Working from the entries that follow, retype each one without any alteration.

THE INPUT:
● ● ●
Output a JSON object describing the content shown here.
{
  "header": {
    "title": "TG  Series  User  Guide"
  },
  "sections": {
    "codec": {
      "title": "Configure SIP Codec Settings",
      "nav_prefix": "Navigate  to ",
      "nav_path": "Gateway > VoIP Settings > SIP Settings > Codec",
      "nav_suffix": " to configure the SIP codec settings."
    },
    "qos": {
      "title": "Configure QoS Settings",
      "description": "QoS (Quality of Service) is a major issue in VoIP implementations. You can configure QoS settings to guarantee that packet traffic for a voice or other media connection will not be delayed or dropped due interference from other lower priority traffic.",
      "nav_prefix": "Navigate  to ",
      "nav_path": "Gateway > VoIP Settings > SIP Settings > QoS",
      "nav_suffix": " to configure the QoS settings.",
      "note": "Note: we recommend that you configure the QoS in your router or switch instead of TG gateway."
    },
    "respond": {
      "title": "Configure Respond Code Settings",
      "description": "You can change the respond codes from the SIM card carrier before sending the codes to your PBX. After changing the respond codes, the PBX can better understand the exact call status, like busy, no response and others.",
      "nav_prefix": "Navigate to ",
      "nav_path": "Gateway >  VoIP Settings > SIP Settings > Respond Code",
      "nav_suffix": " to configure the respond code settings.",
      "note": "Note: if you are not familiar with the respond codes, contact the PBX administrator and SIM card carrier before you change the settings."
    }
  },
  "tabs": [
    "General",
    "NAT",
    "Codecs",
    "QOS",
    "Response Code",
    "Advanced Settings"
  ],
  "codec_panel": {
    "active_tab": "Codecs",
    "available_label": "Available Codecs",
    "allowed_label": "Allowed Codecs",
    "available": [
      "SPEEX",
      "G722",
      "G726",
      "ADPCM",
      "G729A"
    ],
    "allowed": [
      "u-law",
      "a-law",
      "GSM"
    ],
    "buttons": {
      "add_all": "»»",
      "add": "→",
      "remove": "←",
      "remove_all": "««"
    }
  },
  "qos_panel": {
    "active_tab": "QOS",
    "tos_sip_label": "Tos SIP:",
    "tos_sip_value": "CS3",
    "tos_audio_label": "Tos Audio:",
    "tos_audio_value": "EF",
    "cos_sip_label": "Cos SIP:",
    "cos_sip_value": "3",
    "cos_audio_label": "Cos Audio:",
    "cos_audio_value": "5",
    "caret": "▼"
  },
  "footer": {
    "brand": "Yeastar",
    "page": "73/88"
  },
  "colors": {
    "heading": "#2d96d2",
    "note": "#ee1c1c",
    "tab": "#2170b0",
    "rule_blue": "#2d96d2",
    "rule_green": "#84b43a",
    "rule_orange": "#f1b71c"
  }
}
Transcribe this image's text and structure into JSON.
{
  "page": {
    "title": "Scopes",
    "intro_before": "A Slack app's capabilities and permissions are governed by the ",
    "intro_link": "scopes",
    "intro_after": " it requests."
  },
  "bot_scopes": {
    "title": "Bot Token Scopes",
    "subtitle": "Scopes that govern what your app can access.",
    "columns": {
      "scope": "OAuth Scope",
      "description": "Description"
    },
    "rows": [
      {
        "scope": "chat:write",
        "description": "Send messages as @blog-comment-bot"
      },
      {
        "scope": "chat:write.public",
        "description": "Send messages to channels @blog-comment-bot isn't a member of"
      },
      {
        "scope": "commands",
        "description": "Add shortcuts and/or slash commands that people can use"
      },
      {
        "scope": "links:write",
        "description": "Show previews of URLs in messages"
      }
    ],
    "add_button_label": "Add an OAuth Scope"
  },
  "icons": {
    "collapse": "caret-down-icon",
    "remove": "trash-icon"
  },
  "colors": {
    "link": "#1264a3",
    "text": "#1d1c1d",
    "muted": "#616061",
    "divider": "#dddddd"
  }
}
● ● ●
TASK SOLUTION:
Output a JSON object describing the content shown here.
{
  "header": {
    "title": "TG  Series  User  Guide"
  },
  "sections": {
    "codec": {
      "title": "Configure SIP Codec Settings",
      "nav_prefix": "Navigate  to ",
      "nav_path": "Gateway > VoIP Settings > SIP Settings > Codec",
      "nav_suffix": " to configure the SIP codec settings."
    },
    "qos": {
      "title": "Configure QoS Settings",
      "description": "QoS (Quality of Service) is a major issue in VoIP implementations. You can configure QoS settings to guarantee that packet traffic for a voice or other media connection will not be delayed or dropped due interference from other lower priority traffic.",
      "nav_prefix": "Navigate  to ",
      "nav_path": "Gateway > VoIP Settings > SIP Settings > QoS",
      "nav_suffix": " to configure the QoS settings.",
      "note": "Note: we recommend that you configure the QoS in your router or switch instead of TG gateway."
    },
    "respond": {
      "title": "Configure Respond Code Settings",
      "description": "You can change the respond codes from the SIM card carrier before sending the codes to your PBX. After changing the respond codes, the PBX can better understand the exact call status, like busy, no response and others.",
      "nav_prefix": "Navigate to ",
      "nav_path": "Gateway >  VoIP Settings > SIP Settings > Respond Code",
      "nav_suffix": " to configure the respond code settings.",
      "note": "Note: if you are not familiar with the respond codes, contact the PBX administrator and SIM card carrier before you change the settings."
    }
  },
  "tabs": [
    "General",
    "NAT",
    "Codecs",
    "QOS",
    "Response Code",
    "Advanced Settings"
  ],
  "codec_panel": {
    "active_tab": "Codecs",
    "available_label": "Available Codecs",
    "allowed_label": "Allowed Codecs",
    "available": [
      "SPEEX",
      "G722",
      "G726",
      "ADPCM",
      "G729A"
    ],
    "allowed": [
      "u-law",
      "a-law",
      "GSM"
    ],
    "buttons": {
      "add_all": "»»",
      "add": "→",
      "remove": "←",
      "remove_all": "««"
    }
  },
  "qos_panel": {
    "active_tab": "QOS",
    "tos_sip_label": "Tos SIP:",
    "tos_sip_value": "CS3",
    "tos_audio_label": "Tos Audio:",
    "tos_audio_value": "EF",
    "cos_sip_label": "Cos SIP:",
    "cos_sip_value": "3",
    "cos_audio_label": "Cos Audio:",
    "cos_audio_value": "5",
    "caret": "▼"
  },
  "footer": {
    "brand": "Yeastar",
    "page": "73/88"
  },
  "colors": {
    "heading": "#2d96d2",
    "note": "#ee1c1c",
    "tab": "#2170b0",
    "rule_blue": "#2d96d2",
    "rule_green": "#84b43a",
    "rule_orange": "#f1b71c"
  }
}
Transcribe this image's text and structure into JSON.
{
  "page": {
    "title": "Scopes",
    "intro_before": "A Slack app's capabilities and permissions are governed by the ",
    "intro_link": "scopes",
    "intro_after": " it requests."
  },
  "bot_scopes": {
    "title": "Bot Token Scopes",
    "subtitle": "Scopes that govern what your app can access.",
    "columns": {
      "scope": "OAuth Scope",
      "description": "Description"
    },
    "rows": [
      {
        "scope": "chat:write",
        "description": "Send messages as @blog-comment-bot"
      },
      {
        "scope": "chat:write.public",
        "description": "Send messages to channels @blog-comment-bot isn't a member of"
      },
      {
        "scope": "commands",
        "description": "Add shortcuts and/or slash commands that people can use"
      },
      {
        "scope": "links:write",
        "description": "Show previews of URLs in messages"
      }
    ],
    "add_button_label": "Add an OAuth Scope"
  },
  "icons": {
    "collapse": "caret-down-icon",
    "remove": "trash-icon"
  },
  "colors": {
    "link": "#1264a3",
    "text": "#1d1c1d",
    "muted": "#616061",
    "divider": "#dddddd"
  }
}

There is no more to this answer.